[Dataset rows for apps and sites]
↓↓↓

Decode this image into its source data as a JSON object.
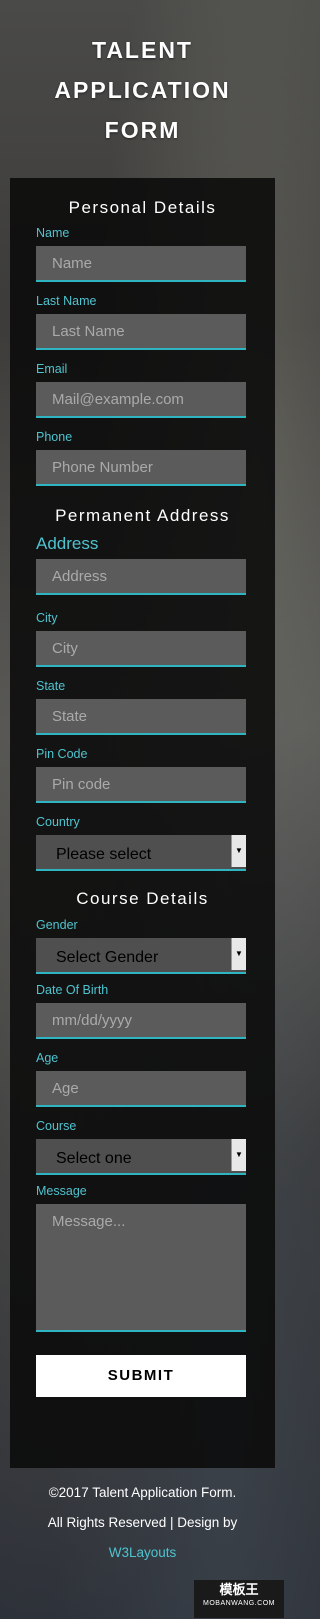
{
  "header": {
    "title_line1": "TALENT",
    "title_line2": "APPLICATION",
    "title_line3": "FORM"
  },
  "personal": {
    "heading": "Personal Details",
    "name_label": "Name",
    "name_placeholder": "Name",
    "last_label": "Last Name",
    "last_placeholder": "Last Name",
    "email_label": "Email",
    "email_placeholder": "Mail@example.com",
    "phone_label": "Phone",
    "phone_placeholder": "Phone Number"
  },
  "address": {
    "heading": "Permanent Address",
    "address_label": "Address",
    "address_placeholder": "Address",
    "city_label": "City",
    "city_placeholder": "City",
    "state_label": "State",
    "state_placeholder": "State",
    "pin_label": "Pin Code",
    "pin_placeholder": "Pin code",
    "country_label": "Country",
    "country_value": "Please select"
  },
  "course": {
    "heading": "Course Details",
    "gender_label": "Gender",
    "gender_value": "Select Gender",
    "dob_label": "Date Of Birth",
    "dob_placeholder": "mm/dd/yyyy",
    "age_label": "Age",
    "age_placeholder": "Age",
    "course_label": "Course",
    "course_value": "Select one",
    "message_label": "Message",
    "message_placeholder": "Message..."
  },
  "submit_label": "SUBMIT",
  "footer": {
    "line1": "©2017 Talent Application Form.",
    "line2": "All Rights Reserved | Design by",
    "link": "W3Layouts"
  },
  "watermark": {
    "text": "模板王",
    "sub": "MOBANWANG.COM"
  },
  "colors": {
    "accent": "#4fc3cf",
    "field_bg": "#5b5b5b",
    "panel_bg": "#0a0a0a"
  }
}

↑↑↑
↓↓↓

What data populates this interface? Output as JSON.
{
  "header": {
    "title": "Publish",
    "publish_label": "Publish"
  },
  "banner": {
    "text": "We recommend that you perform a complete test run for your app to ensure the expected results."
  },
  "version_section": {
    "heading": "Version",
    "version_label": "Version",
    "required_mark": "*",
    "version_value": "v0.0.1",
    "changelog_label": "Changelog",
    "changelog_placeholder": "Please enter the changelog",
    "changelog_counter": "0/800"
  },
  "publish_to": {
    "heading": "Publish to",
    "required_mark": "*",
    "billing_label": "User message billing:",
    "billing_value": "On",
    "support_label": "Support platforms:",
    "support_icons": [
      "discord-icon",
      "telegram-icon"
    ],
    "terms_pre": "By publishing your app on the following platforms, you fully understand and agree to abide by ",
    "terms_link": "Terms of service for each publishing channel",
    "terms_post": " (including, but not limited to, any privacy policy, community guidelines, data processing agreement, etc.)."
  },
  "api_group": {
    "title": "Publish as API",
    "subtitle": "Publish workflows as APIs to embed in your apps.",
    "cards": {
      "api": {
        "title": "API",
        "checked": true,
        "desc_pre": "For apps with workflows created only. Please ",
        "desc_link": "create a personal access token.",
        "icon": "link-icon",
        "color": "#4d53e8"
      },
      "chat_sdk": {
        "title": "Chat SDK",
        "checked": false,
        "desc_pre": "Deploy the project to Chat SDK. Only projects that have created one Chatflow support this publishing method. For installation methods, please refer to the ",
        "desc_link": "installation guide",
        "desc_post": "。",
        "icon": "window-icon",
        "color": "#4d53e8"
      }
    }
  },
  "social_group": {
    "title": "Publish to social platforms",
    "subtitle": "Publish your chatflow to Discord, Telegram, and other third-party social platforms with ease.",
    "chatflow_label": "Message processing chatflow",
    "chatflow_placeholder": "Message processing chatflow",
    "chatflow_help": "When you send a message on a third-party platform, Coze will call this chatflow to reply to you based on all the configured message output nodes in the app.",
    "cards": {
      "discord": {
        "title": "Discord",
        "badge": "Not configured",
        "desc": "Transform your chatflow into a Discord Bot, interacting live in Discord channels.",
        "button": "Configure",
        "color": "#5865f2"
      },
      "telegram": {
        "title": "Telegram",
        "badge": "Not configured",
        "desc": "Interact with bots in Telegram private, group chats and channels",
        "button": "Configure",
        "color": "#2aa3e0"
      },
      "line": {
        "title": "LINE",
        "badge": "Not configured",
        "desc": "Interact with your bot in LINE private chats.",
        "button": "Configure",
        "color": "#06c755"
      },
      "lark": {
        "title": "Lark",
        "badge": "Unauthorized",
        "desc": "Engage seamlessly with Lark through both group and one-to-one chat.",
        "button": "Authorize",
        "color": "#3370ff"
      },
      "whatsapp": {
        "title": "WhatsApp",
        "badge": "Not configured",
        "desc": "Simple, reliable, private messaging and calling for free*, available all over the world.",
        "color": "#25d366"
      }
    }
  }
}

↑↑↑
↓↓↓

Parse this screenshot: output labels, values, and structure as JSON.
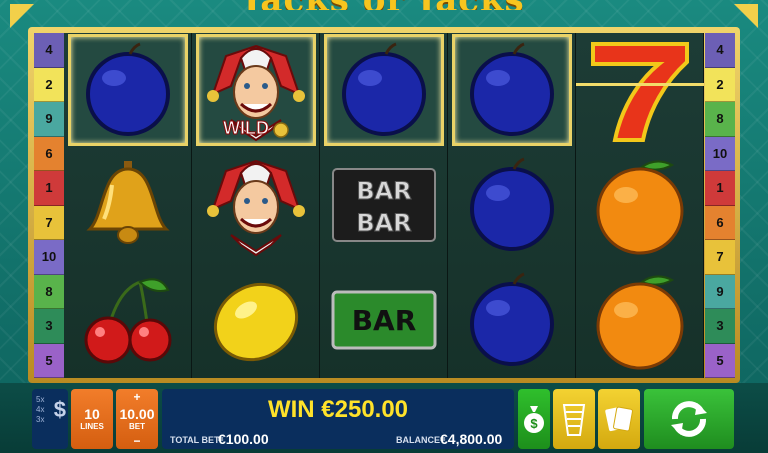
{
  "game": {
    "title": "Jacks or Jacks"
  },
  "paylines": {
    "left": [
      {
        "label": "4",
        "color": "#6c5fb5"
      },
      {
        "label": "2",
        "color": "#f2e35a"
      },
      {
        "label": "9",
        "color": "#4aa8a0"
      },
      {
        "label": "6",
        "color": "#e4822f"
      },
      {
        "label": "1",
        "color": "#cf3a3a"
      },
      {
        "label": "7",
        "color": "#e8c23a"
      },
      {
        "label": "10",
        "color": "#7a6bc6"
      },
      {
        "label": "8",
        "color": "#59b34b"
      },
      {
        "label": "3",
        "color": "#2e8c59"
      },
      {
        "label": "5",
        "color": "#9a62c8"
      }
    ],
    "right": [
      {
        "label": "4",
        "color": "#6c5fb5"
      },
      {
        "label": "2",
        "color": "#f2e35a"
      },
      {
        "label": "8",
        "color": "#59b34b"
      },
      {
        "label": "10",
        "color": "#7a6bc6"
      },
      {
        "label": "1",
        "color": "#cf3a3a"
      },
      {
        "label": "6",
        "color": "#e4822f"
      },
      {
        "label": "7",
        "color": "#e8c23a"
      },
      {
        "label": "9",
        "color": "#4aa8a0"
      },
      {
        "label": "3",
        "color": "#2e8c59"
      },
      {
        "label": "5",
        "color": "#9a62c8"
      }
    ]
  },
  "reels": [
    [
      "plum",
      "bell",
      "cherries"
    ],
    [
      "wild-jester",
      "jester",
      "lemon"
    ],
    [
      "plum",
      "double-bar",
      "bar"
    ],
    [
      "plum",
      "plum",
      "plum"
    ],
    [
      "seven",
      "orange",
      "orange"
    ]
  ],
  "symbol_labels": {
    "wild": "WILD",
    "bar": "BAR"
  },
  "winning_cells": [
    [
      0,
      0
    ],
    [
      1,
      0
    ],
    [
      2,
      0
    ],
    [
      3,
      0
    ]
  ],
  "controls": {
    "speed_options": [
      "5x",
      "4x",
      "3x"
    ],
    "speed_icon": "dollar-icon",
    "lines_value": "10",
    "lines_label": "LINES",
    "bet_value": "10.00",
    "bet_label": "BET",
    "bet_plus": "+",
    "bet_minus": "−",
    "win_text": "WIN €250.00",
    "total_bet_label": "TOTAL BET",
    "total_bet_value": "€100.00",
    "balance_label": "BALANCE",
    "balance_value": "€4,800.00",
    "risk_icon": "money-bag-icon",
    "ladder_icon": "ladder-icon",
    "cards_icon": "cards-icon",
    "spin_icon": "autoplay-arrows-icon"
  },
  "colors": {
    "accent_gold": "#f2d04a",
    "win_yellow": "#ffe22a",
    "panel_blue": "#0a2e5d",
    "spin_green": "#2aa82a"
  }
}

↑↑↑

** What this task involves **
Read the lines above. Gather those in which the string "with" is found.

** Final answer **
        "desc_pre": "For apps with workflows created only. Please ",
    "subtitle": "Publish your chatflow to Discord, Telegram, and other third-party social platforms with ease.",
        "desc": "Interact with bots in Telegram private, group chats and channels",
        "desc": "Interact with your bot in LINE private chats.",
        "desc": "Engage seamlessly with Lark through both group and one-to-one chat.",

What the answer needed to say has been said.